* [Task brief]:
Across the data below, how many lines have the word "this" in them? Give the number and nothing else.

* [Records shown]:
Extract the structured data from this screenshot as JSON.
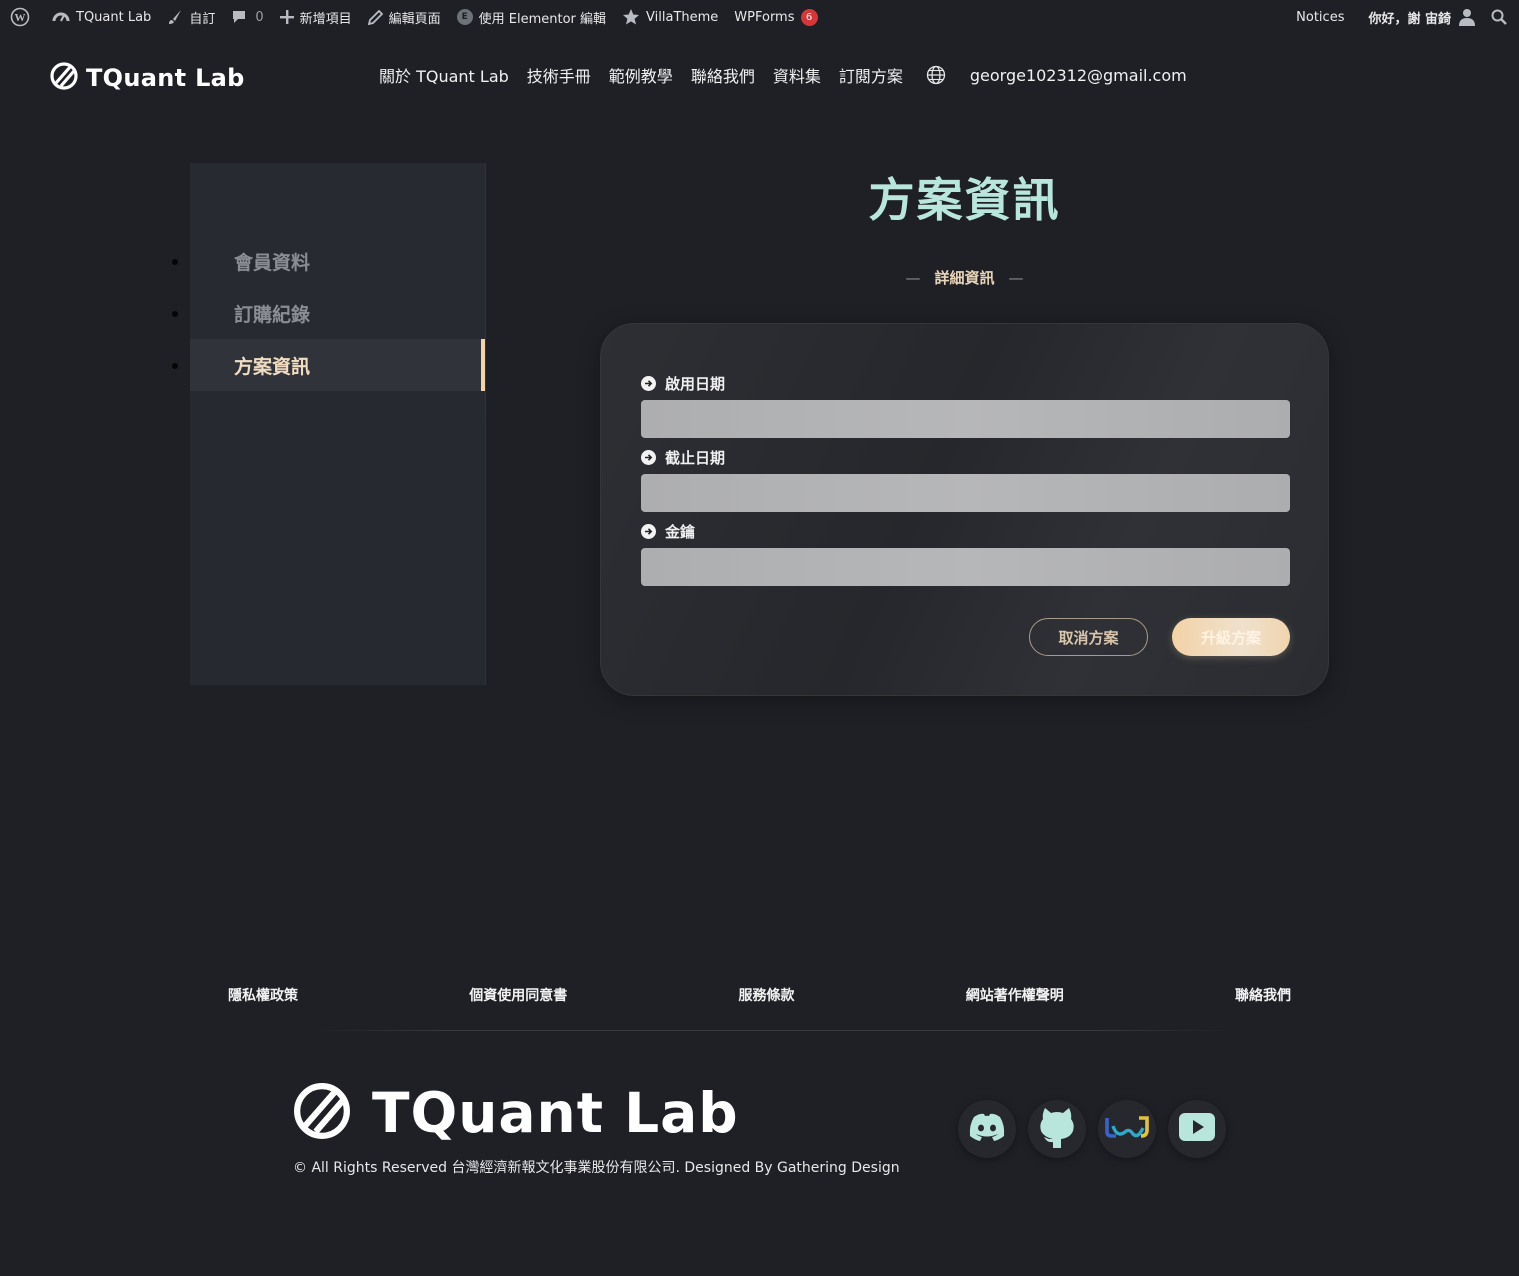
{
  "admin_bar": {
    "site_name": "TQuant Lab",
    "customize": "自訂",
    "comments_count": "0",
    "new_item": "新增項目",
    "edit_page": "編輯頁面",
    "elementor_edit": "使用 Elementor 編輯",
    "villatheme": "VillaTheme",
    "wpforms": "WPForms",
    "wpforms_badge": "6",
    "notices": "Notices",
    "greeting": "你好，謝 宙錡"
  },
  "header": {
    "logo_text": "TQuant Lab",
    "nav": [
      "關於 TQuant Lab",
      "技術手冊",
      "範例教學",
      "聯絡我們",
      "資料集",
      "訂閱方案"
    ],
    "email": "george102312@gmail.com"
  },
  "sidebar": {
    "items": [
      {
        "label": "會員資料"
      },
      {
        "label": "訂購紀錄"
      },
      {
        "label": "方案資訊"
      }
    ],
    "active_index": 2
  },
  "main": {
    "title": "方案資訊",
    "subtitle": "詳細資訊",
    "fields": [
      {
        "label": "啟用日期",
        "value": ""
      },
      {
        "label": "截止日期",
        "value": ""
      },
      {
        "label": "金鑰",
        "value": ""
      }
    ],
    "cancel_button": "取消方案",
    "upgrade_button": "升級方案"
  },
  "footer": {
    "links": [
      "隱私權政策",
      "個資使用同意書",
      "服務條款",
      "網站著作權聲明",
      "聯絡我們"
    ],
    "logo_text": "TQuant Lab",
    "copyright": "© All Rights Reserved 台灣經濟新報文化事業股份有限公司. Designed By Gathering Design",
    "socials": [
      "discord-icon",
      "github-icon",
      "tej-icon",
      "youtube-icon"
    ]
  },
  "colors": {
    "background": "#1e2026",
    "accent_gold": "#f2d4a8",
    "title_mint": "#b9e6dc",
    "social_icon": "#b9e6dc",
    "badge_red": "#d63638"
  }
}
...
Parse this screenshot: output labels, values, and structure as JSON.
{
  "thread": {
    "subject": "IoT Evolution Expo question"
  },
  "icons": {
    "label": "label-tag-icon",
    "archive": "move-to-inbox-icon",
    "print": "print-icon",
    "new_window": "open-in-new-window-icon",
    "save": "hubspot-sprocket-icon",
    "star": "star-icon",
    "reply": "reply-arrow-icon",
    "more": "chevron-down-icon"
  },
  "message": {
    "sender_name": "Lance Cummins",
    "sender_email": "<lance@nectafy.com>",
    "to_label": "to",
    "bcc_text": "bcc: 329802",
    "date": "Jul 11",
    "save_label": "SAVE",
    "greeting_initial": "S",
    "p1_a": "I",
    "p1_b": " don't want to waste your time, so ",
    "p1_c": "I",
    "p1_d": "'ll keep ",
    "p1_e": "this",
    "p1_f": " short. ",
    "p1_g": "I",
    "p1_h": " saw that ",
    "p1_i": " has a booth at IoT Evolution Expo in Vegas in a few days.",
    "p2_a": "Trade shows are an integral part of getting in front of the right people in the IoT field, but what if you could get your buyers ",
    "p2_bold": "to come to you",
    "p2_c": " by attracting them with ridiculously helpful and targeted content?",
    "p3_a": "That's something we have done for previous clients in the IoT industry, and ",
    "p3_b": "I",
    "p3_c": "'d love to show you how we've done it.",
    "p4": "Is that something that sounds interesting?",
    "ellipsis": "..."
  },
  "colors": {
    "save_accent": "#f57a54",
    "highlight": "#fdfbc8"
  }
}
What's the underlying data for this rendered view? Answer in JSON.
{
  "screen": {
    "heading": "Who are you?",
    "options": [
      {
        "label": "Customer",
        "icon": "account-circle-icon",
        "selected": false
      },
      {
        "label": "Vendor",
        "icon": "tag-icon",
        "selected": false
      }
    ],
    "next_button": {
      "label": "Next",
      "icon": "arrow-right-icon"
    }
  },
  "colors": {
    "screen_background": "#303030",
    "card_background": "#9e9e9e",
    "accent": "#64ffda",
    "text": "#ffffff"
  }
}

* [Your response]:
4